Some Whales Like Global Warming Just Fine
Humpbacks and bowheads are benefiting—for now, at least—from the retreat of polar sea ice: It's making it easier for them to find food.
In May 2009, Ari Friedlaender, an ecologist with Oregon State University’s Marine Mammal Institute, was cruising along the Western Antarctic Peninsula when he encountered something he’d never seen. In Wilhelmina Bay, the water was so thick with humpback whales that “we couldn’t count them fast enough,” he recalls.
In the end, he and his colleagues counted 306 whales feeding on an immense aggregation of krill. It was the highest density of humpbacks ever documented in the region.
The humpback population has been recovering ever since commercial hunting was banned in 1966. But the whales are also being helped by another factor: climate change.

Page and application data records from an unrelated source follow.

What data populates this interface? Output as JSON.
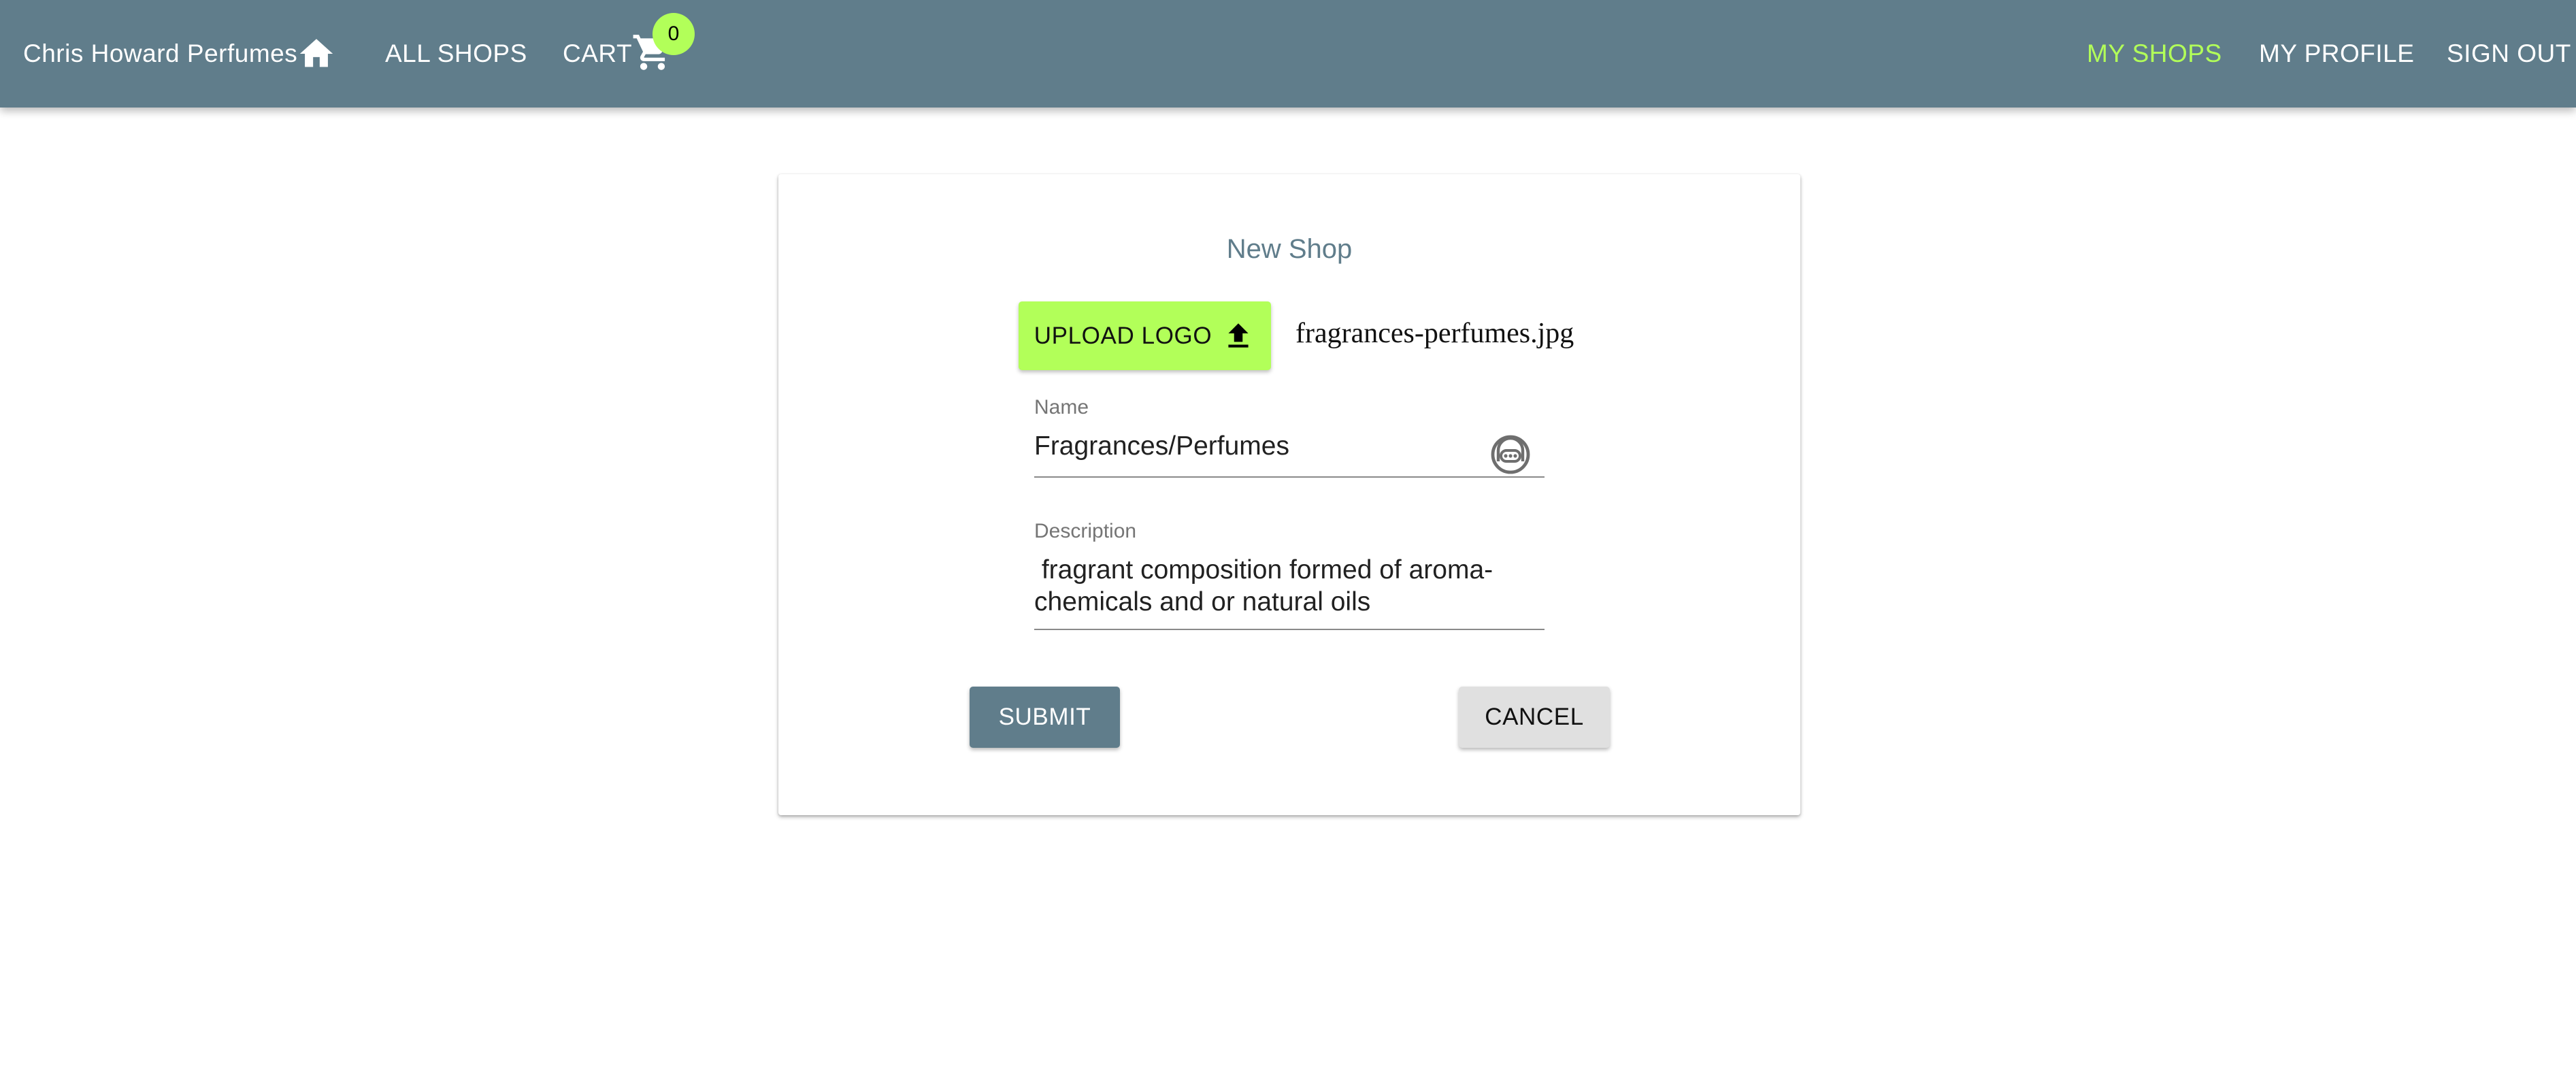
{
  "app": {
    "brand": "Chris Howard Perfumes"
  },
  "nav": {
    "home_icon": "home-icon",
    "all_shops": "ALL SHOPS",
    "cart": "CART",
    "cart_icon": "shopping-cart-icon",
    "cart_count": "0",
    "my_shops": "MY SHOPS",
    "my_profile": "MY PROFILE",
    "sign_out": "SIGN OUT"
  },
  "form": {
    "title": "New Shop",
    "upload_label": "UPLOAD LOGO",
    "upload_icon": "upload-icon",
    "file_name": "fragrances-perfumes.jpg",
    "name_label": "Name",
    "name_value": "Fragrances/Perfumes",
    "name_field_icon": "password-manager-icon",
    "description_label": "Description",
    "description_value": " fragrant composition formed of aroma-chemicals and or natural oils",
    "submit_label": "SUBMIT",
    "cancel_label": "CANCEL"
  },
  "colors": {
    "appbar": "#607d8b",
    "accent": "#b2ff59",
    "title": "#607d8b",
    "cancel_button": "#e0e0e0"
  }
}
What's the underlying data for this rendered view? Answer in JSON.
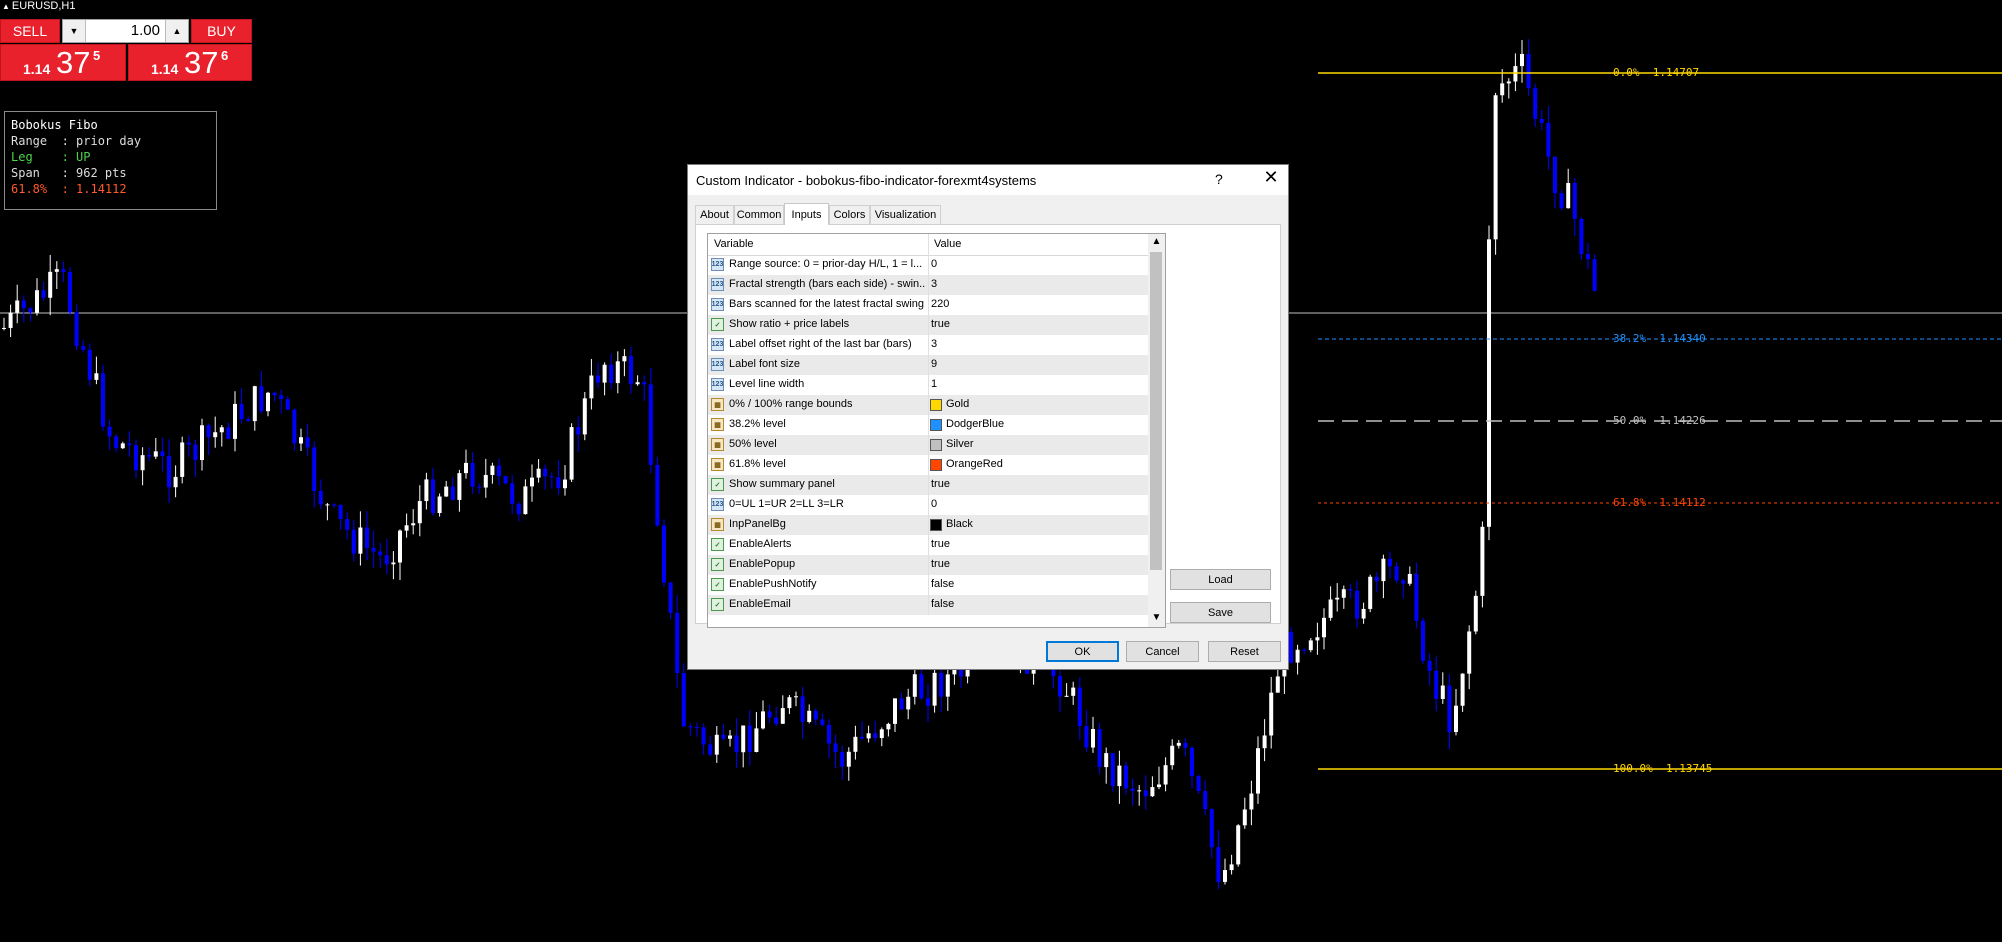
{
  "chart": {
    "symbol": "EURUSD,H1",
    "trade_panel": {
      "sell_label": "SELL",
      "buy_label": "BUY",
      "lot": "1.00",
      "bid": {
        "a": "1.14",
        "b": "37",
        "c": "5"
      },
      "ask": {
        "a": "1.14",
        "b": "37",
        "c": "6"
      }
    },
    "summary": {
      "title": "Bobokus Fibo",
      "range": "Range  : prior day",
      "leg": "Leg    : UP",
      "span": "Span   : 962 pts",
      "level": "61.8%  : 1.14112"
    },
    "fib_levels": [
      {
        "label": "0.0%  1.14707",
        "color": "#FFD700"
      },
      {
        "label": "38.2%  1.14340",
        "color": "#1E90FF"
      },
      {
        "label": "50.0%  1.14226",
        "color": "#C0C0C0"
      },
      {
        "label": "61.8%  1.14112",
        "color": "#FF4500"
      },
      {
        "label": "100.0%  1.13745",
        "color": "#FFD700"
      }
    ],
    "colors": {
      "bull": "#ffffff",
      "bear": "#0000ff",
      "background": "#000000"
    }
  },
  "dialog": {
    "title": "Custom Indicator - bobokus-fibo-indicator-forexmt4systems",
    "help": "?",
    "close": "✕",
    "tabs": [
      "About",
      "Common",
      "Inputs",
      "Colors",
      "Visualization"
    ],
    "active_tab": "Inputs",
    "columns": {
      "variable": "Variable",
      "value": "Value"
    },
    "rows": [
      {
        "type": "num",
        "icon": "123",
        "variable": "Range source: 0 = prior-day H/L, 1 = l...",
        "value": "0"
      },
      {
        "type": "num",
        "icon": "123",
        "variable": "Fractal strength (bars each side) - swin...",
        "value": "3"
      },
      {
        "type": "num",
        "icon": "123",
        "variable": "Bars scanned for the latest fractal swing",
        "value": "220"
      },
      {
        "type": "bool",
        "icon": "✓",
        "variable": "Show ratio + price labels",
        "value": "true"
      },
      {
        "type": "num",
        "icon": "123",
        "variable": "Label offset right of the last bar (bars)",
        "value": "3"
      },
      {
        "type": "num",
        "icon": "123",
        "variable": "Label font size",
        "value": "9"
      },
      {
        "type": "num",
        "icon": "123",
        "variable": "Level line width",
        "value": "1"
      },
      {
        "type": "col",
        "icon": "▦",
        "variable": "0% / 100% range bounds",
        "value": "Gold",
        "swatch": "#FFD700"
      },
      {
        "type": "col",
        "icon": "▦",
        "variable": "38.2% level",
        "value": "DodgerBlue",
        "swatch": "#1E90FF"
      },
      {
        "type": "col",
        "icon": "▦",
        "variable": "50% level",
        "value": "Silver",
        "swatch": "#C0C0C0"
      },
      {
        "type": "col",
        "icon": "▦",
        "variable": "61.8% level",
        "value": "OrangeRed",
        "swatch": "#FF4500"
      },
      {
        "type": "bool",
        "icon": "✓",
        "variable": "Show summary panel",
        "value": "true"
      },
      {
        "type": "num",
        "icon": "123",
        "variable": "0=UL 1=UR 2=LL 3=LR",
        "value": "0"
      },
      {
        "type": "col",
        "icon": "▦",
        "variable": "InpPanelBg",
        "value": "Black",
        "swatch": "#000000"
      },
      {
        "type": "bool",
        "icon": "✓",
        "variable": "EnableAlerts",
        "value": "true"
      },
      {
        "type": "bool",
        "icon": "✓",
        "variable": "EnablePopup",
        "value": "true"
      },
      {
        "type": "bool",
        "icon": "✓",
        "variable": "EnablePushNotify",
        "value": "false"
      },
      {
        "type": "bool",
        "icon": "✓",
        "variable": "EnableEmail",
        "value": "false"
      }
    ],
    "buttons": {
      "load": "Load",
      "save": "Save",
      "ok": "OK",
      "cancel": "Cancel",
      "reset": "Reset"
    }
  }
}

In the past, there wouldn’t have been any humpbacks at all in Wilhelmina Bay in May, because the sea would have been covered with ice. The whales typically departed their feeding grounds along the Western Antarctic Peninsula by April, migrating thousands of miles north to spend the winter breeding in tropical waters.
But the sea ice is now advancing nearly two months